The biggest change by far is the new viewfinder, which expands on the concept of the hybrid optical and electronic unit found in previous models. It can sometimes be hard to tell precisely what you're focused on when using the optical finder on the X100 and X100S, so Fujifilm is solving the problem by making its cameras work more like a traditional rangefinder than ever. An electronic overlay in the optical view can display a zoomed-in image of the focus point, and the X100T also adjusts for parallax in real time, both of which mean you should have a much better idea of what photo the camera will capture. There isn't really anything else like this on the market — assuming it performs as claimed, the viewfinder will offer the comfort and response of optical alongside the accuracy and versatility of electronic.

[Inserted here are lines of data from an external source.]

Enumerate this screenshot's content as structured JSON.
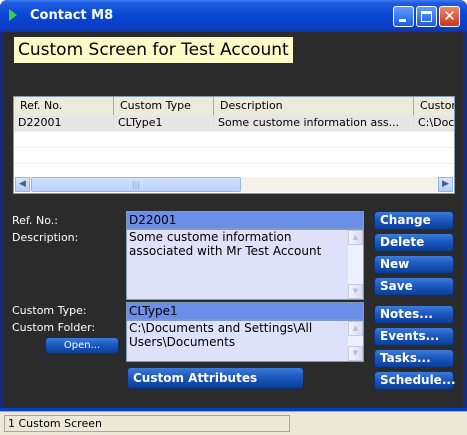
{
  "window": {
    "title": "Contact M8"
  },
  "header": {
    "title": "Custom Screen for Test Account"
  },
  "grid": {
    "columns": [
      "Ref. No.",
      "Custom Type",
      "Description",
      "Custom Folder"
    ],
    "rows": [
      [
        "D22001",
        "CLType1",
        "Some custome information ass...",
        "C:\\Documents and Settings\\All Users\\Documents"
      ]
    ]
  },
  "form": {
    "ref_label": "Ref. No.:",
    "ref_value": "D22001",
    "description_label": "Description:",
    "description_value": "Some custome information associated with Mr Test Account",
    "custom_type_label": "Custom Type:",
    "custom_type_value": "CLType1",
    "custom_folder_label": "Custom Folder:",
    "custom_folder_value": "C:\\Documents and Settings\\All Users\\Documents",
    "open_label": "Open...",
    "custom_attributes_label": "Custom Attributes"
  },
  "actions": {
    "change": "Change",
    "delete": "Delete",
    "new": "New",
    "save": "Save",
    "notes": "Notes...",
    "events": "Events...",
    "tasks": "Tasks...",
    "schedule": "Schedule..."
  },
  "status": {
    "text": "1 Custom Screen"
  }
}
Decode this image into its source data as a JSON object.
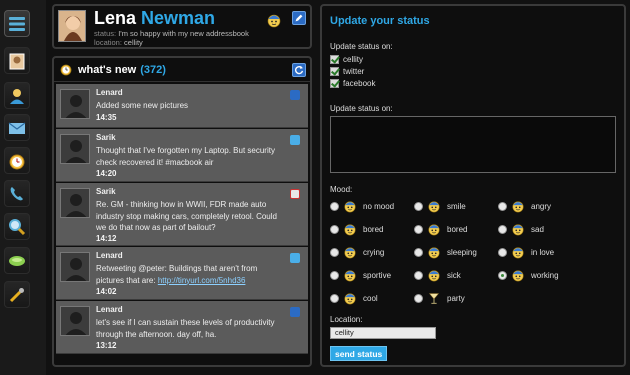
{
  "rail": {
    "items": [
      {
        "icon": "menu-icon"
      },
      {
        "icon": "contact-card-icon"
      },
      {
        "icon": "user-icon"
      },
      {
        "icon": "mail-icon"
      },
      {
        "icon": "timer-icon"
      },
      {
        "icon": "phone-icon"
      },
      {
        "icon": "search-icon"
      },
      {
        "icon": "chat-icon"
      },
      {
        "icon": "tools-icon"
      }
    ]
  },
  "profile": {
    "first_name": "Lena",
    "last_name": "Newman",
    "status_label": "status:",
    "status_text": "I'm so happy with my new addressbook",
    "location_label": "location:",
    "location_text": "cellity"
  },
  "feed": {
    "title": "what's new",
    "count": "(372)",
    "items": [
      {
        "author": "Lenard",
        "text": "Added some new pictures",
        "link": "",
        "time": "14:35",
        "source": "cellity"
      },
      {
        "author": "Sarik",
        "text": "Thought that I've forgotten my Laptop. But security check recovered it! #macbook air",
        "link": "",
        "time": "14:20",
        "source": "twitter"
      },
      {
        "author": "Sarik",
        "text": "Re. GM - thinking how in WWII, FDR made auto industry stop making cars, completely retool. Could we do that now as part of bailout?",
        "link": "",
        "time": "14:12",
        "source": "google"
      },
      {
        "author": "Lenard",
        "text": "Retweeting @peter: Buildings that aren't from pictures that are: ",
        "link": "http://tinyurl.com/5nhd36",
        "time": "14:02",
        "source": "twitter"
      },
      {
        "author": "Lenard",
        "text": "let's see if I can sustain these levels of productivity through the afternoon. day off, ha.",
        "link": "",
        "time": "13:12",
        "source": "cellity"
      }
    ]
  },
  "update": {
    "title": "Update your status",
    "status_on_label": "Update status on:",
    "networks": [
      "cellity",
      "twitter",
      "facebook"
    ],
    "status_on_label_2": "Update status on:",
    "mood_label": "Mood:",
    "moods": [
      "no mood",
      "smile",
      "angry",
      "bored",
      "bored",
      "sad",
      "crying",
      "sleeping",
      "in love",
      "sportive",
      "sick",
      "working",
      "cool",
      "party"
    ],
    "selected_mood": "working",
    "location_label": "Location:",
    "location_value": "cellity",
    "send_label": "send status"
  },
  "colors": {
    "accent": "#2fa8e6",
    "background": "#111111",
    "feed_item": "#5b5b5b"
  }
}
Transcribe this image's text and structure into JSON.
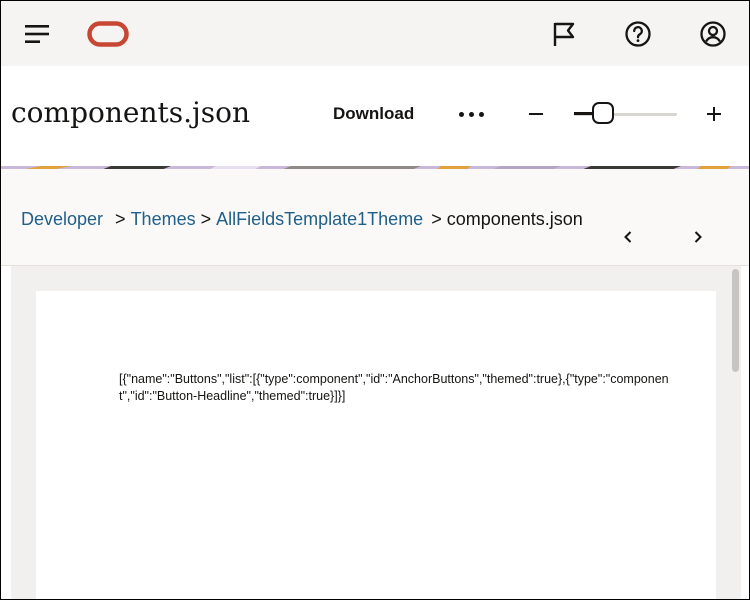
{
  "header": {
    "menu_icon": "hamburger-menu-icon",
    "logo_icon": "oracle-logo",
    "flag_icon": "flag-icon",
    "help_icon": "help-circle-icon",
    "user_icon": "user-avatar-icon",
    "logo_color": "#c74634"
  },
  "toolbar": {
    "title": "components.json",
    "download_label": "Download",
    "more_icon": "more-options-icon",
    "zoom_out_icon": "minus-icon",
    "zoom_in_icon": "plus-icon",
    "zoom_level_fraction": 0.28
  },
  "breadcrumb": {
    "items": [
      "Developer",
      "Themes",
      "AllFieldsTemplate1Theme"
    ],
    "separator": ">",
    "current": "components.json",
    "prev_icon": "chevron-left-icon",
    "next_icon": "chevron-right-icon"
  },
  "document": {
    "content": "[{\"name\":\"Buttons\",\"list\":[{\"type\":component\",\"id\":\"AnchorButtons\",\"themed\":true},{\"type\":\"component\",\"id\":\"Button-Headline\",\"themed\":true}]}]"
  },
  "colors": {
    "topbar_bg": "#f5f4f2",
    "link": "#1f5f88",
    "viewer_bg": "#f1f0ee"
  }
}
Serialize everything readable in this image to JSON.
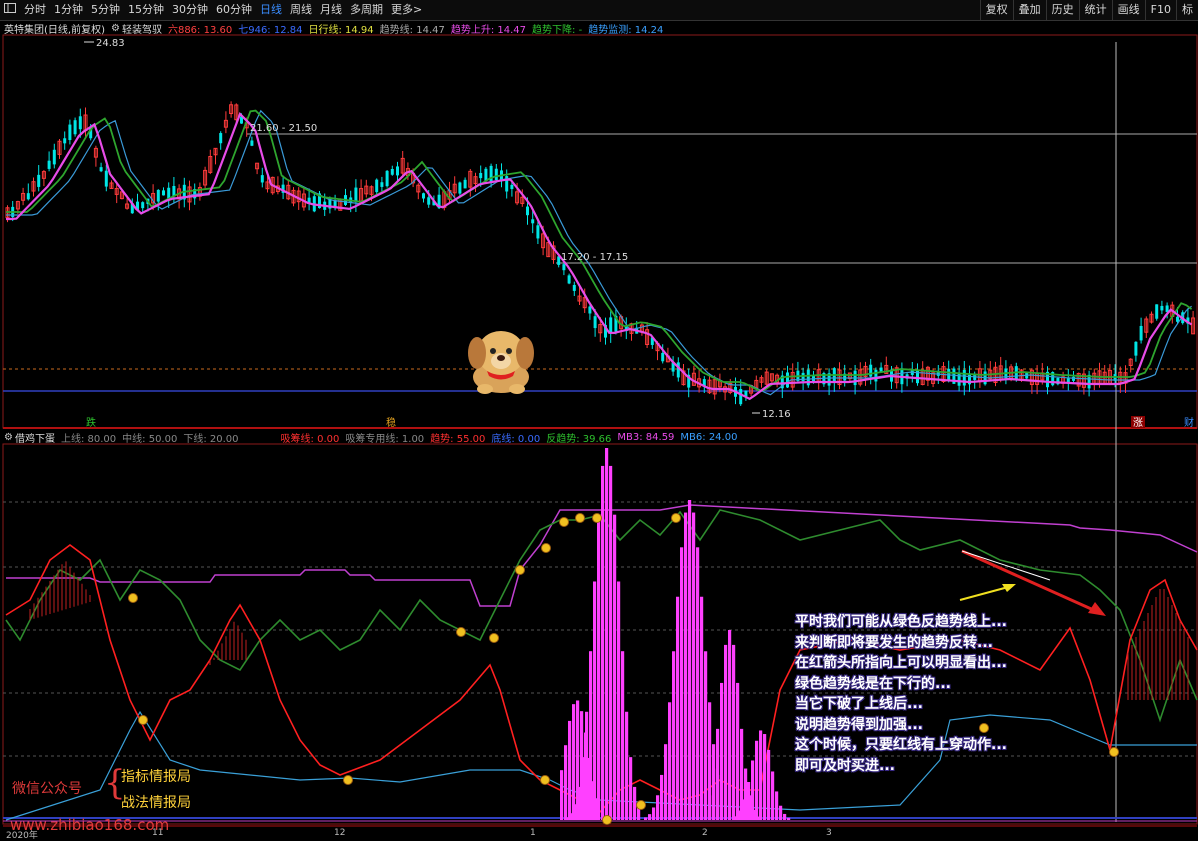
{
  "toolbar": {
    "icon": "window-icon",
    "periods": [
      "分时",
      "1分钟",
      "5分钟",
      "15分钟",
      "30分钟",
      "60分钟",
      "日线",
      "周线",
      "月线",
      "多周期",
      "更多>"
    ],
    "active_period": "日线",
    "right_buttons": [
      "复权",
      "叠加",
      "历史",
      "统计",
      "画线",
      "F10",
      "标"
    ]
  },
  "main_info": {
    "stock": "英特集团(日线,前复权)",
    "template": "轻装驾驭",
    "ma6": "六886: 13.60",
    "ma7": "七946: 12.84",
    "day_line": "日行线: 14.94",
    "trend_line": "趋势线: 14.47",
    "trend_up": "趋势上升: 14.47",
    "trend_down": "趋势下降: -",
    "trend_monitor": "趋势监测: 14.24"
  },
  "price_labels": {
    "high": "24.83",
    "range1": "21.60 - 21.50",
    "range2": "17.20 - 17.15",
    "low": "12.16",
    "marker_fall": "跌",
    "marker_steady": "稳",
    "marker_rise": "涨",
    "marker_wealth": "财"
  },
  "indicator_info": {
    "name": "借鸡下蛋",
    "upper": "上线: 80.00",
    "middle": "中线: 50.00",
    "lower": "下线: 20.00",
    "absorb": "吸筹线: 0.00",
    "absorb_special": "吸筹专用线: 1.00",
    "trend": "趋势: 55.00",
    "bottom": "底线: 0.00",
    "reverse_trend": "反趋势: 39.66",
    "mb3": "MB3: 84.59",
    "mb6": "MB6: 24.00"
  },
  "annotation": [
    "平时我们可能从绿色反趋势线上...",
    "来判断即将要发生的趋势反转...",
    "在红箭头所指向上可以明显看出...",
    "绿色趋势线是在下行的...",
    "当它下破了上线后...",
    "说明趋势得到加强...",
    "这个时候，只要红线有上穿动作...",
    "即可及时买进..."
  ],
  "watermark": {
    "left": "微信公众号",
    "brace": "{",
    "right1": "指标情报局",
    "right2": "战法情报局",
    "url": "www.zhibiao168.com"
  },
  "axis_months": [
    "2020年",
    "11",
    "12",
    "1",
    "2",
    "3"
  ],
  "colors": {
    "up": "#ff3b3b",
    "down": "#00e6e6",
    "ma_magenta": "#e84ce8",
    "ma_green": "#2ea52e",
    "ma_blue": "#3a9ad8",
    "trend_red": "#ff2020",
    "reverse_green": "#2e8b2e",
    "absorb_pink": "#ff40ff"
  }
}
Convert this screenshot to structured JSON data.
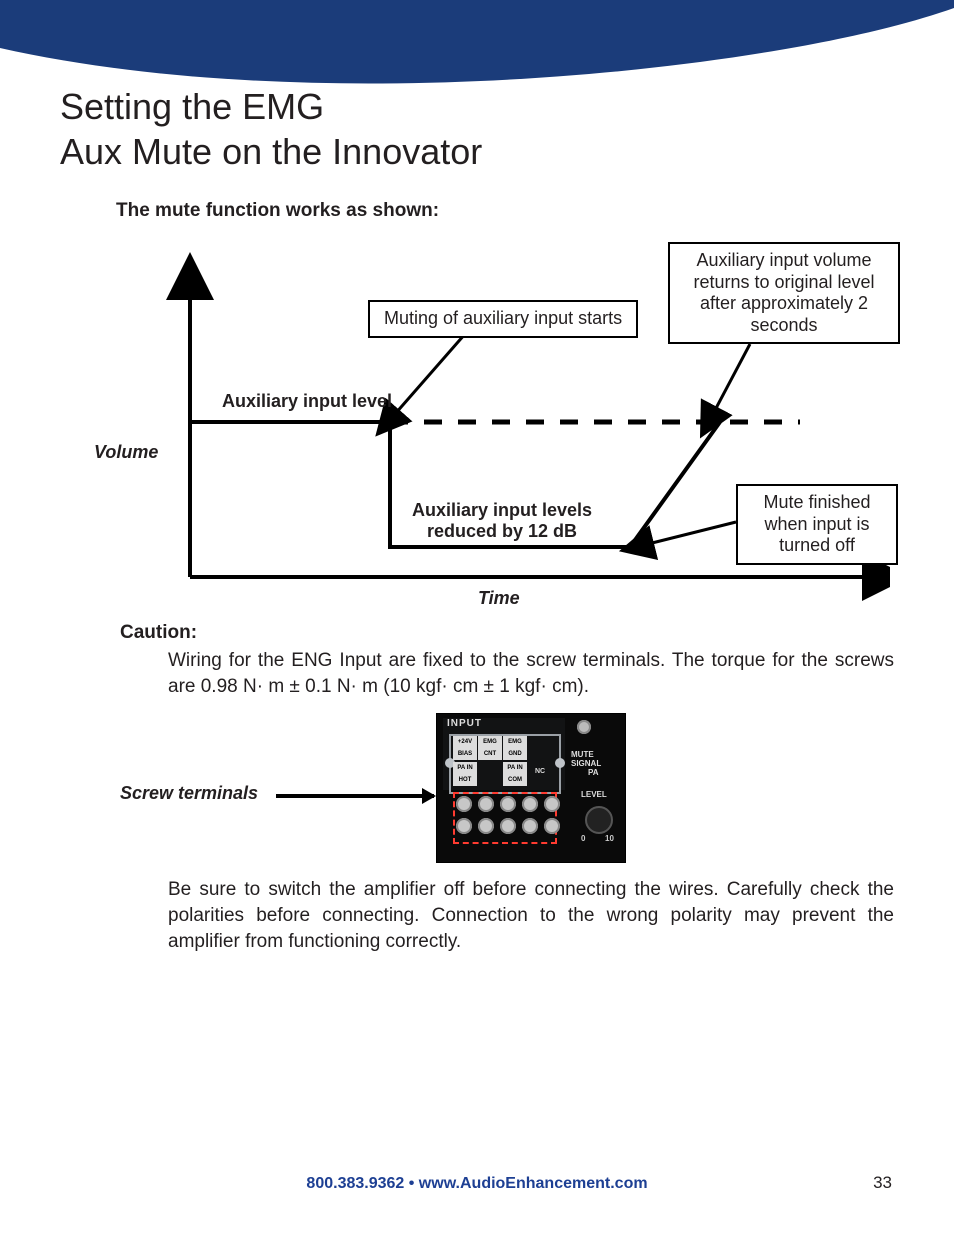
{
  "title_line1": "Setting the EMG",
  "title_line2": "Aux Mute on the Innovator",
  "intro": "The mute function works as shown:",
  "chart": {
    "y_label": "Volume",
    "x_label": "Time",
    "line_label": "Auxiliary input level",
    "callout_mute_start": "Muting of auxiliary input starts",
    "callout_return": "Auxiliary input volume returns to original level after approximately 2 seconds",
    "levels_reduced": "Auxiliary input levels reduced by 12 dB",
    "callout_mute_end": "Mute finished when input is turned off"
  },
  "caution": {
    "title": "Caution:",
    "text": "Wiring for the ENG Input are fixed to the screw terminals.  The torque for the screws are 0.98 N· m ± 0.1 N· m (10 kgf· cm ± 1 kgf· cm)."
  },
  "terminal_figure": {
    "label": "Screw terminals",
    "panel": {
      "input": "INPUT",
      "mute_signal": "MUTE SIGNAL",
      "pa": "PA",
      "level": "LEVEL",
      "scale_min": "0",
      "scale_max": "10",
      "row1": [
        "+24V",
        "EMG",
        "EMG"
      ],
      "row1b": [
        "BIAS",
        "CNT",
        "GND"
      ],
      "row2": [
        "PA IN",
        "PA IN"
      ],
      "row2b": [
        "HOT",
        "COM"
      ],
      "nc": "NC"
    }
  },
  "precaution": "Be sure to switch the amplifier off before connecting the wires. Carefully check the polarities before connecting. Connection to the wrong polarity may prevent the amplifier from functioning correctly.",
  "footer": {
    "phone": "800.383.9362",
    "sep": " • ",
    "url": "www.AudioEnhancement.com",
    "page": "33"
  },
  "chart_data": {
    "type": "line",
    "title": "Auxiliary input behavior when mute engaged",
    "xlabel": "Time",
    "ylabel": "Volume",
    "series": [
      {
        "name": "Auxiliary input level",
        "segments": [
          {
            "phase": "normal",
            "level_db": 0
          },
          {
            "phase": "muted",
            "level_db": -12
          },
          {
            "phase": "recovery",
            "duration_s": 2,
            "level_db_from": -12,
            "level_db_to": 0
          }
        ]
      }
    ],
    "annotations": [
      "Muting of auxiliary input starts",
      "Auxiliary input levels reduced by 12 dB",
      "Mute finished when input is turned off",
      "Auxiliary input volume returns to original level after approximately 2 seconds"
    ],
    "reduction_db": 12,
    "recovery_time_s": 2
  }
}
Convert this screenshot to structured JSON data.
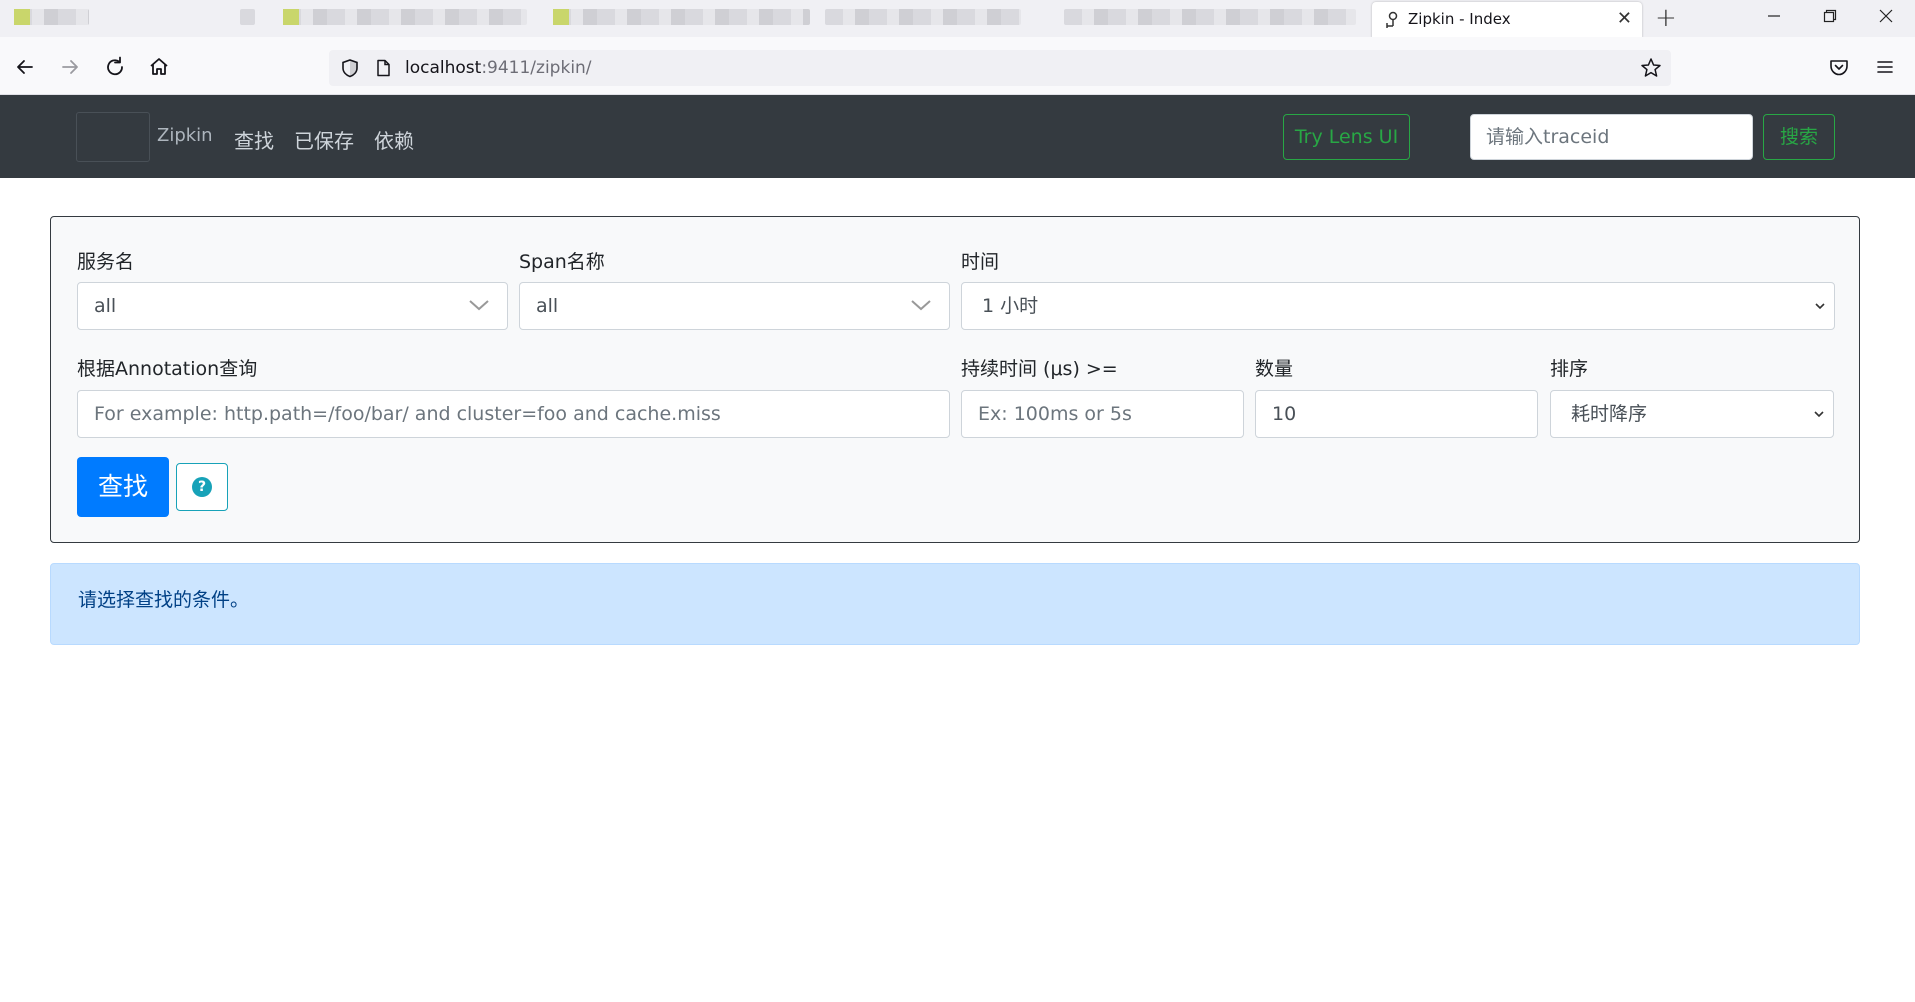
{
  "browser": {
    "active_tab_title": "Zipkin - Index",
    "url_host": "localhost",
    "url_rest": ":9411/zipkin/"
  },
  "navbar": {
    "brand": "Zipkin",
    "links": [
      "查找",
      "已保存",
      "依赖"
    ],
    "lens_button": "Try Lens UI",
    "traceid_placeholder": "请输入traceid",
    "search_button": "搜索"
  },
  "form": {
    "service_name": {
      "label": "服务名",
      "value": "all"
    },
    "span_name": {
      "label": "Span名称",
      "value": "all"
    },
    "time": {
      "label": "时间",
      "value": "1 小时"
    },
    "annotation": {
      "label": "根据Annotation查询",
      "placeholder": "For example: http.path=/foo/bar/ and cluster=foo and cache.miss"
    },
    "duration": {
      "label": "持续时间 (μs) >=",
      "placeholder": "Ex: 100ms or 5s"
    },
    "limit": {
      "label": "数量",
      "value": "10"
    },
    "sort": {
      "label": "排序",
      "value": "耗时降序"
    },
    "find_button": "查找",
    "help_icon_glyph": "?"
  },
  "alert": {
    "message": "请选择查找的条件。"
  },
  "colors": {
    "navbar_bg": "#343a40",
    "success": "#28a745",
    "primary": "#007bff",
    "info": "#17a2b8",
    "alert_bg": "#cce5ff",
    "alert_text": "#004085"
  }
}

Other changes aren't quite as drastic. The X100T still features a 23mm f/2 lens paired to a 16-megapixel APS-C X-Trans II sensor, though the body has undergone a few tweaks: the aperture ring now covers 1/3 stops, the exposure compensation dial goes up to +3 and -3, there's Wi-Fi support for the first time on an X100, and the screen has been upgraded to a 3-inch 1.04-million-dot panel. The X100T also features the Classic Chrome film simulation mode that first appeared last month on the X30 compact camera. It'll be available in silver and black variants next month for $1299.95.
Fujifilm is also announcing a new version of its excellent X-T1 flagship mirrorless camera today. The Graphite Silver edition is much the same as the regular model, offering a retro, metallic finish, but it comes with a few extra features as well. There's an electronic shutter with a maximum speed of 1/32000, a "natural live view" mode that's designed to emulate an optical viewfinder by disabling picture preview effects, and the Classic Chrome film simulation. Fujifilm hasn't said whether any of these features will make their way to the existing X-T1, but there is a major firmware update coming to both models in November that will allow for more usability and configuration options.
The Graphite Silver X-T1 will be out in late November for $1499.95 without a lens — that's a $200 premium on the standard X-T1 body, which is getting a new $1899.95 bundle with the weather-resistant 18-135mm f/3.5-5.6 lens. Fujifilm is also making some high-end additions to the X-series lens lineup: a $1599.95 weather-sealed 50-140mm f/2.8 zoom lens, and a new $1499.95 version of the 56mm f/1.2 portrait lens with a special apodizing filter designed to produce beautiful out-of-focus areas. Both will be available in December.